There are things that nations are well-known for — things that mark or identify them. The marketers will wax lyrical about branding and perhaps the term branding has become something of a cliché. But it matters not in the end what you pretend to be. It is what one actually is in terms of character that weighs more heavily in a reckoning.
By Admire Kudita
Legendary Zambian hospitality
Zambia is historically the place to which our peoples in Southern Africa flocked to as we began to resist colonial rule. By virtue of its former president Kenneth Kaunda’s pan-African and visionary leadership, liberation movements such as South Africa’s ANC, Namibia’s Swapo, Zimbabwe’s Zapu and Zanu, found refuge on Zambian soil. It was, of course, at great cost to the Zambian people who had to bear the brunt of Rhodesia and apartheid South Africa’s retribution.
“The arc of the universe tends toward justice.” Allow me to borrow these words of the American television producer of famous dramas such as How to Get Away With Murder and ER, Shonda Rhimes, in her occasional tweets about events that take her fancy as reported in the media.
You may have wondered why I chose to write about Zambia. Well, there are two reasons. One of them is really my deep conviction that we as beneficiaries of Zambia’s hosting of our freedom fighters may not have thanked our brothers enough. Secondly, the fact that Multichoice Africa, for whatever reason, chose the country as a host nation for the regional Mutlichoice Talent Factory academy is in my view poetry in motion. Millions of dollars are being expended on the training of young African creatives over the space of three years on full board. The fortunate students will not have to pay a single penny for their stay and education. Their lives will forever be changed by the opportunity. Most importantly for me, it makes a lot of sense for Zambia to have the honour of once again hosting the region. This time it does not have to pick up the tab or at least a significant portion of it.
Young and creative Africa
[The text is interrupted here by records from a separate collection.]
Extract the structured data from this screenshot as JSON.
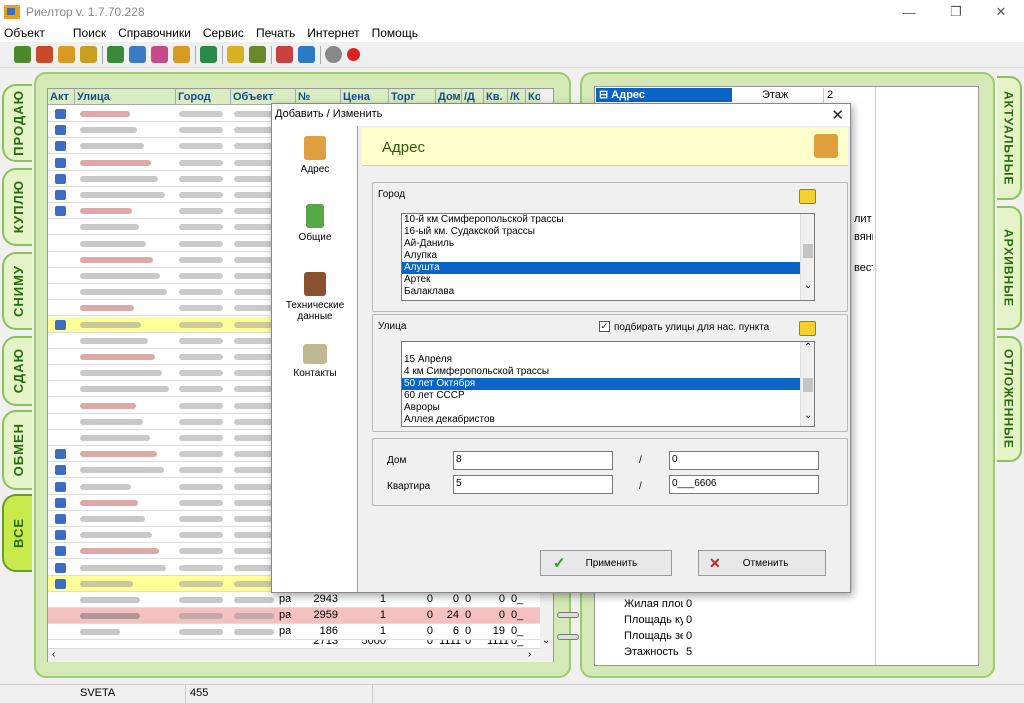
{
  "window": {
    "title": "Риелтор  v. 1.7.70.228",
    "controls": {
      "minimize": "—",
      "maximize": "❐",
      "close": "✕"
    }
  },
  "menu": [
    "Объект",
    "Поиск",
    "Справочники",
    "Сервис",
    "Печать",
    "Интернет",
    "Помощь"
  ],
  "toolbar_colors": [
    "#4a8a2a",
    "#c84a2a",
    "#d89a20",
    "#3a8a3a",
    "#c8a020",
    "#3a7ac8",
    "#c84a8a",
    "#2a8a4a",
    "#d8b020",
    "#6a8a2a",
    "#c84040",
    "#2a7ac8",
    "#888888",
    "#dd2222"
  ],
  "left_tabs": [
    {
      "label": "ПРОДАЮ",
      "active": false
    },
    {
      "label": "КУПЛЮ",
      "active": false
    },
    {
      "label": "СНИМУ",
      "active": false
    },
    {
      "label": "СДАЮ",
      "active": false
    },
    {
      "label": "ОБМЕН",
      "active": false
    },
    {
      "label": "ВСЕ",
      "active": true
    }
  ],
  "right_tabs": [
    "АКТУАЛЬНЫЕ",
    "АРХИВНЫЕ",
    "ОТЛОЖЕННЫЕ"
  ],
  "grid": {
    "columns": [
      "Акт",
      "Улица",
      "Город",
      "Объект",
      "№",
      "Цена",
      "Торг",
      "Дом",
      "/Д",
      "Кв.",
      "/К",
      "Ко"
    ],
    "visible_rows": [
      {
        "obj": "ра",
        "num": "2943",
        "price": "1",
        "torg": "0",
        "dom": "0",
        "dd": "0",
        "kv": "0",
        "kk": "0_"
      },
      {
        "obj": "ра",
        "num": "2959",
        "price": "1",
        "torg": "0",
        "dom": "24",
        "dd": "0",
        "kv": "0",
        "kk": "0_"
      },
      {
        "obj": "ра",
        "num": "186",
        "price": "1",
        "torg": "0",
        "dom": "6",
        "dd": "0",
        "kv": "19",
        "kk": "0_"
      },
      {
        "obj": "",
        "num": "2713",
        "price": "5000",
        "torg": "0",
        "dom": "1111",
        "dd": "0",
        "kv": "1111",
        "kk": "0_"
      }
    ]
  },
  "props": {
    "header": "Адрес",
    "floor_label": "Этаж",
    "floor_value": "2",
    "partial": [
      "лит",
      "вянн",
      "вест"
    ],
    "rows": [
      {
        "label": "Жилая площ",
        "value": "0"
      },
      {
        "label": "Площадь ку",
        "value": "0"
      },
      {
        "label": "Площадь зе",
        "value": "0"
      },
      {
        "label": "Этажность",
        "value": "5"
      }
    ]
  },
  "dialog": {
    "title": "Добавить / Изменить",
    "close": "✕",
    "nav": [
      "Адрес",
      "Общие",
      "Технические данные",
      "Контакты"
    ],
    "header": "Адрес",
    "city": {
      "label": "Город",
      "items": [
        "10-й км Симферопольской трассы",
        "16-ый км. Судакской трассы",
        "Ай-Даниль",
        "Алупка",
        "Алушта",
        "Артек",
        "Балаклава"
      ],
      "selected": 4
    },
    "street": {
      "label": "Улица",
      "checkbox_label": "подбирать улицы для нас. пункта",
      "checked": true,
      "items": [
        "15 Апреля",
        "4 км Симферопольской трассы",
        "50 лет Октября",
        "60 лет СССР",
        "Авроры",
        "Аллея декабристов"
      ],
      "selected": 2
    },
    "house": {
      "label": "Дом",
      "value": "8",
      "slash": "/",
      "suffix": "0"
    },
    "flat": {
      "label": "Квартира",
      "value": "5",
      "slash": "/",
      "suffix": "0___6606"
    },
    "apply": "Применить",
    "cancel": "Отменить"
  },
  "status": {
    "user": "SVETA",
    "count": "455"
  }
}
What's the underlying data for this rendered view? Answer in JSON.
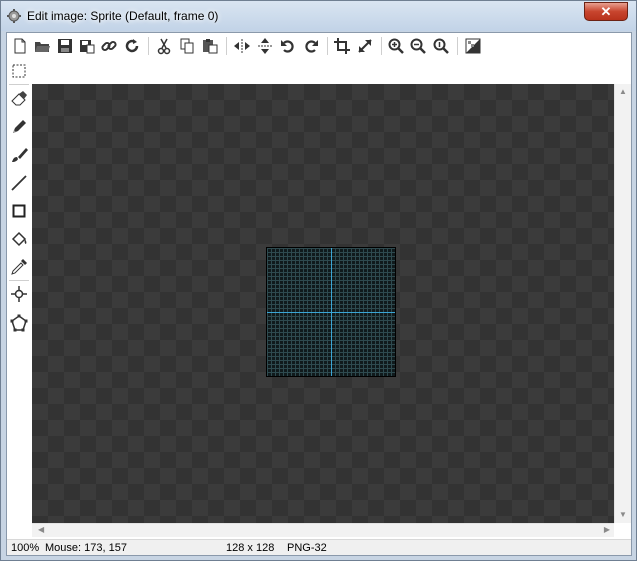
{
  "window": {
    "title": "Edit image: Sprite (Default, frame 0)",
    "close_label": "✕"
  },
  "toolbar": {
    "buttons": [
      {
        "name": "new-icon"
      },
      {
        "name": "open-icon"
      },
      {
        "name": "save-icon"
      },
      {
        "name": "save-as-icon"
      },
      {
        "name": "link-icon"
      },
      {
        "name": "reload-icon"
      },
      {
        "name": "cut-icon"
      },
      {
        "name": "copy-icon"
      },
      {
        "name": "paste-icon"
      },
      {
        "name": "flip-horizontal-icon"
      },
      {
        "name": "flip-vertical-icon"
      },
      {
        "name": "rotate-left-icon"
      },
      {
        "name": "rotate-right-icon"
      },
      {
        "name": "crop-icon"
      },
      {
        "name": "resize-icon"
      },
      {
        "name": "zoom-in-icon"
      },
      {
        "name": "zoom-out-icon"
      },
      {
        "name": "zoom-reset-icon"
      },
      {
        "name": "transparency-icon"
      }
    ]
  },
  "tools": [
    {
      "name": "select-rect-tool"
    },
    {
      "name": "eraser-tool"
    },
    {
      "name": "pencil-tool"
    },
    {
      "name": "brush-tool"
    },
    {
      "name": "line-tool"
    },
    {
      "name": "rectangle-tool"
    },
    {
      "name": "fill-tool"
    },
    {
      "name": "color-picker-tool"
    },
    {
      "name": "origin-tool"
    },
    {
      "name": "polygon-tool"
    }
  ],
  "colors": {
    "canvas_bg": "#3b3b3b",
    "sprite_grid": "#2e4a4f",
    "guide_line": "#3aa6d6"
  },
  "status": {
    "zoom": "100%",
    "mouse": "Mouse: 173, 157",
    "size": "128 x 128",
    "format": "PNG-32"
  }
}
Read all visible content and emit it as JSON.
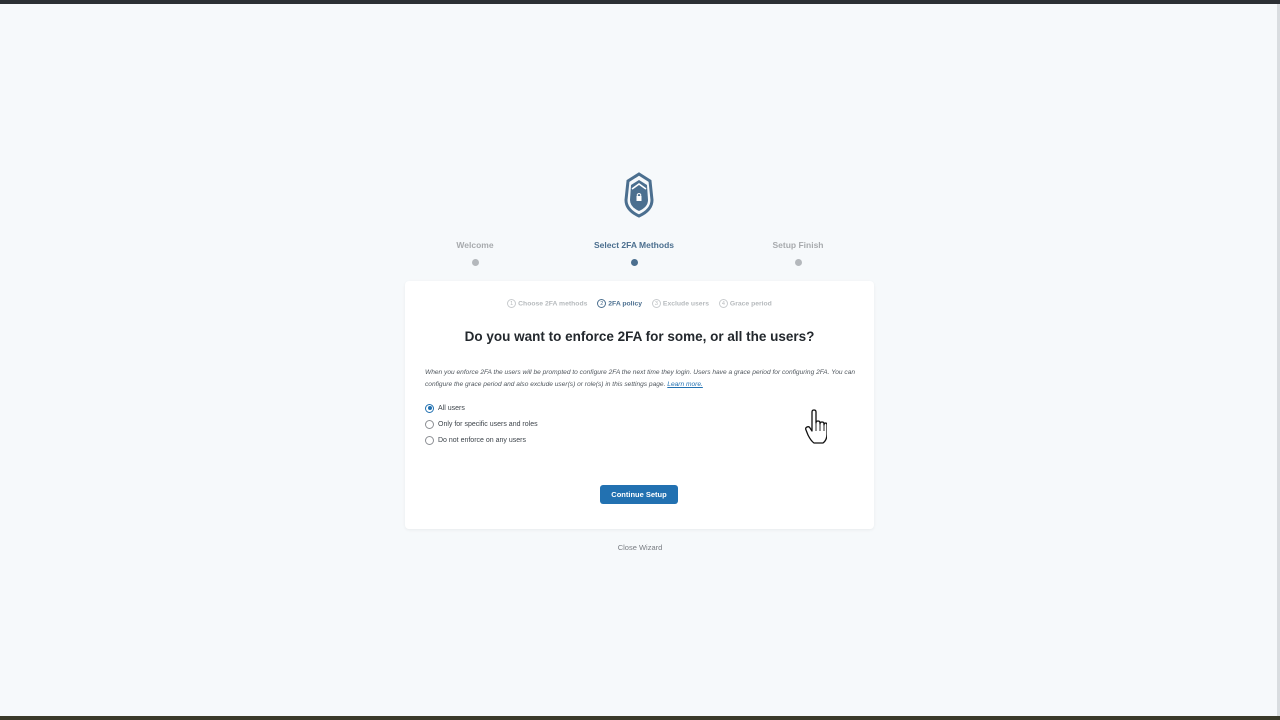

Berry Lwando, Lusaka academy director, told the gathering that the 20 students would be provided with skills to make use of their talent, and would be connected with industry professionals. Many profound statements were made on the night of the launch and, as I sat through the glittering affair, I marvelled at how it is possible for our peoples within the region to be woven together by art.
As we sat at a table with colleagues from within the region, the symbolism of it all was not lost on me. We really are members of one family as African nations. Different but the same. Here I was from Zimbabwe, sitting with Botswana, Angola, Mozambique (another dear brother country), Namibia and South Africa at the same table.
Each country has a story to tell and a way of doing it that is unique. As we chatted happily throughout the proceedings, my mind kept drifting to the students and how it must for them to be part of history. Marcus Garvey would have been proud to see it.
Shifting African narrative
I spoke to Lwando, the regional director of the Talent Factory academy in Zambia to which two young Zimbabwean students are enrolled, about the film-making school.
“First of all the African initiative is about telling our own stories because one of the things that we do have we have is an abundance of stories. We have grown up being told stories, stories about everything. If you grew up like me my grandmother told me stories mostly about witchcraft, but Harry Potter is also about witchcraft. Who is perfect? But the point about it is that the stories that we can tell are many and they are varied. “This is an opportunity to tell our own stories. When you look at storytelling and you combine it with the cinematic tradition which we do not have; and that is what this intervention is all about. It’s about the development of the cinematic tradition. Absolutely, it’s about ‘dynamising the human capital’, telling our own stories, it’s about reigniting the creative juices, telling our own stories — which is a huge shift from where we get somebody to tell stories about us, in their eyes . . . the stereotypes come in . . . different things come in.”
Funding: Matter of priorities
The creative sector is an area that needs not only “tilling of fallow ground”, but “seeding” as well. The seeding is funding. In the words of Zambia’s minister of information and broadcasting Dora Siliya, “the fact that MultiChoice can take a chance with the young people of the region calls for a special applause”.
She further said, “we (as a continent) can only tell our stories if the private sector in our countries in the region takes a chance on these young people”.
It was a bittersweet moment for me as a student of African history because, on one hand, it was not political leadership per se that made the academy happen. It was a corporate entity that put its money where its mouth is. Government needs to come to the party in terms of its priorities.
There is no reason for governments not to prioritise investment in the creative sector, considering the existential threat posed by imports of cheap Asian goods to Africa’s economy. To date, no other country can really produce goods as competitively as China in input cost terms, for example. Now, the creative sector is perhaps one of the few areas of African competitive advantage aside from tourism.
According to a June 2016 article by Steve Omanufeme on the International Monetary Fund’s website, Nigeria’s Nollywood currently accounts for 853,9 billion naira (US$7,2 billion), or 1,42% of Nigeria’s GDP. It employs a million people directly or indirectly and is lauded as the country’s second-biggest source of jobs after agriculture. It is also considered “one of the major planks on which to diversify the Nigerian economy”.